On the “fear of missing out”

My friend Dominique wrote me in the middle of the night:
“I’m reading Fear of Missing Out via the The New Yorker app”.
I answered her in the middle of the night:
“Ahhh … is it good … one fear I do not have … would be too late … just beavering on.
The “fear of missing out” is dramatically responsible in infancy and early childhood for trying to jump important steps of development. “Staying behind,” in my thinking, is something to learn to bear and tolerate and in the end develop and cultivate. “Staying behind,” for me, is essential for “doing one’s homework”. The world and the consulting rooms of psychoanalyst and millions of other Psys is full with clients who missed out on missing out, staying behind, doing their homework and learning the ropes. So many oft them have to be helped to “stay behind” and “miss out” for some time to “catch up” with what they had not been able to develop at the right time in their lives. To sum it up: The toddler who thinks and behaves like an adult and convinces him or herself that there is no difference between him or her and mother and father needs to be helped to see how much work is necessary to get from infant to grown up. However, and here lies the crunch, so many of the grown-ups themselves have avoided this insight and are the worst examples. How can one learn from someone who “fears missing out, staying behind, doing the homework” and understanding that jumping essential steps of development will leave you very unhappy when it comes to looking at your life at later stages?
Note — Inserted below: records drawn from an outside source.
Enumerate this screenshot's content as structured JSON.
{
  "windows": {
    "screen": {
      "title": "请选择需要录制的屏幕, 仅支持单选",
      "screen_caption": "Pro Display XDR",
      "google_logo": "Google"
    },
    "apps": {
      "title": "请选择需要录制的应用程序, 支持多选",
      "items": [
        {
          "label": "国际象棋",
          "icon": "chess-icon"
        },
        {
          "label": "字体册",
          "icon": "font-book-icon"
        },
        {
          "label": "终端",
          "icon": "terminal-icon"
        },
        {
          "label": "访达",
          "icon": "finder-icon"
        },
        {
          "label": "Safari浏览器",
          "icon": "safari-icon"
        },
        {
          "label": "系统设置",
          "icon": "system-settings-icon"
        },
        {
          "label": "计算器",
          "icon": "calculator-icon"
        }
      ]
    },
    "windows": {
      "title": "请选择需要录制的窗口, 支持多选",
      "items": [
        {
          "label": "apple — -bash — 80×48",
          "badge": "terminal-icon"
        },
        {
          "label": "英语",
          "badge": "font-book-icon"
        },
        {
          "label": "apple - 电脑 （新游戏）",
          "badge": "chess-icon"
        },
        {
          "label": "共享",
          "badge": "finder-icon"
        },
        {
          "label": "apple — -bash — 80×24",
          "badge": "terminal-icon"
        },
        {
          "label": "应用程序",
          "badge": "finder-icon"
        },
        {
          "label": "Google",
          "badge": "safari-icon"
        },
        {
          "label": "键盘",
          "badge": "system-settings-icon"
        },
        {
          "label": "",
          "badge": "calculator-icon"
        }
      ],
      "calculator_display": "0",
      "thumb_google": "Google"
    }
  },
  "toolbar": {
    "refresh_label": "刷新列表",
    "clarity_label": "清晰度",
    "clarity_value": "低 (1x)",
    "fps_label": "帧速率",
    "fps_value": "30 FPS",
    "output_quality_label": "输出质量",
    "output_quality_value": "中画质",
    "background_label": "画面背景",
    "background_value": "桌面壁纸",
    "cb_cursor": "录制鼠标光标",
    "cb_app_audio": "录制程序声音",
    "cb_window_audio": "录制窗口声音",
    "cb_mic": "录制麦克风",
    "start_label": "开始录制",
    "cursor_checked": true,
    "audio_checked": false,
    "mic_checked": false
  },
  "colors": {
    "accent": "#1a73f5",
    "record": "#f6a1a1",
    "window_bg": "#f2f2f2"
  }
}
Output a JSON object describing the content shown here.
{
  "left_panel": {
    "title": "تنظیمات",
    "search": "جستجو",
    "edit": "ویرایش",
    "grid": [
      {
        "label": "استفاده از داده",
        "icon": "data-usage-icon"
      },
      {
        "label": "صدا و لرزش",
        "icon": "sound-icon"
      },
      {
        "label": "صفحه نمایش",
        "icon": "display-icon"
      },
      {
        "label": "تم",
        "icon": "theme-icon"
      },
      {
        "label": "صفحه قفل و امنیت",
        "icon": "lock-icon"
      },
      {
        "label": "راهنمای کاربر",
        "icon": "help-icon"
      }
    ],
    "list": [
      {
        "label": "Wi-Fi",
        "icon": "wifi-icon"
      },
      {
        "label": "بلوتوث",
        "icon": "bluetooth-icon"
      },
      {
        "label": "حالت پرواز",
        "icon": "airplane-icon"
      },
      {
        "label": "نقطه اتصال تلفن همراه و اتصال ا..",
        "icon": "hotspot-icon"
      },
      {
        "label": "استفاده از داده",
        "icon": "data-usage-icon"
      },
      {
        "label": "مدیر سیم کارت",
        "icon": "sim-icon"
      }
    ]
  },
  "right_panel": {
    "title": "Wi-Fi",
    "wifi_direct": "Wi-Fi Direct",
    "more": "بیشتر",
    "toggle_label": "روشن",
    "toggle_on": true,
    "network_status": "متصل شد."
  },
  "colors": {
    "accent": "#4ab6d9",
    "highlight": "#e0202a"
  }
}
Enforced “isolation” might be a unique chance to catch up with “staying behind”. No amount of interpretations, so often, can produce “real psychic change” because it is not only reason which persuades or convinces but crisis and catastrophe.”